Work item
Print the listing below exactly, minus its pictures.
[Opening Extracted material section]
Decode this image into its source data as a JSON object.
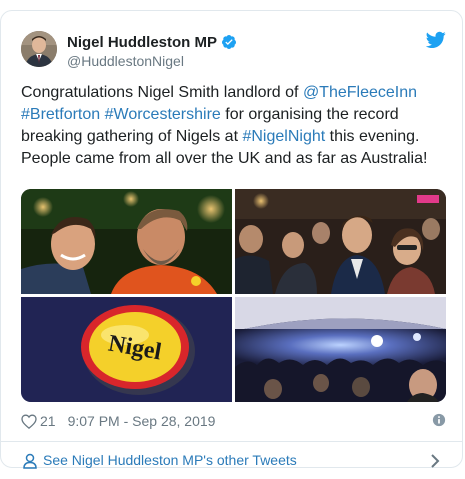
{
  "tweet": {
    "display_name": "Nigel Huddleston MP",
    "handle": "@HuddlestonNigel",
    "text_segments": [
      {
        "t": "Congratulations Nigel Smith landlord of ",
        "link": false
      },
      {
        "t": "@TheFleeceInn",
        "link": true
      },
      {
        "t": " ",
        "link": false
      },
      {
        "t": "#Bretforton",
        "link": true
      },
      {
        "t": " ",
        "link": false
      },
      {
        "t": "#Worcestershire",
        "link": true
      },
      {
        "t": " for organising the record breaking gathering of Nigels at ",
        "link": false
      },
      {
        "t": "#NigelNight",
        "link": true
      },
      {
        "t": " this evening. People came from all over the UK and as far as Australia!",
        "link": false
      }
    ],
    "badge_text": "Nigel",
    "like_count": "21",
    "timestamp": "9:07 PM - Sep 28, 2019",
    "footer_link": "See Nigel Huddleston MP's other Tweets"
  },
  "icons": {
    "verified": "verified-badge-icon",
    "bird": "twitter-bird-icon",
    "heart": "heart-icon",
    "info": "info-icon",
    "user": "user-icon",
    "chevron": "chevron-right-icon"
  },
  "colors": {
    "link": "#2b7bb9",
    "secondary_text": "#697882",
    "verified": "#1da1f2",
    "border": "#e1e8ed",
    "badge_yellow": "#f4d02a",
    "badge_red": "#d8262b"
  }
}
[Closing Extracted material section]
Worked solution
Decode this image into its source data as a JSON object.
{
  "tweet": {
    "display_name": "Nigel Huddleston MP",
    "handle": "@HuddlestonNigel",
    "text_segments": [
      {
        "t": "Congratulations Nigel Smith landlord of ",
        "link": false
      },
      {
        "t": "@TheFleeceInn",
        "link": true
      },
      {
        "t": " ",
        "link": false
      },
      {
        "t": "#Bretforton",
        "link": true
      },
      {
        "t": " ",
        "link": false
      },
      {
        "t": "#Worcestershire",
        "link": true
      },
      {
        "t": " for organising the record breaking gathering of Nigels at ",
        "link": false
      },
      {
        "t": "#NigelNight",
        "link": true
      },
      {
        "t": " this evening. People came from all over the UK and as far as Australia!",
        "link": false
      }
    ],
    "badge_text": "Nigel",
    "like_count": "21",
    "timestamp": "9:07 PM - Sep 28, 2019",
    "footer_link": "See Nigel Huddleston MP's other Tweets"
  },
  "icons": {
    "verified": "verified-badge-icon",
    "bird": "twitter-bird-icon",
    "heart": "heart-icon",
    "info": "info-icon",
    "user": "user-icon",
    "chevron": "chevron-right-icon"
  },
  "colors": {
    "link": "#2b7bb9",
    "secondary_text": "#697882",
    "verified": "#1da1f2",
    "border": "#e1e8ed",
    "badge_yellow": "#f4d02a",
    "badge_red": "#d8262b"
  }
}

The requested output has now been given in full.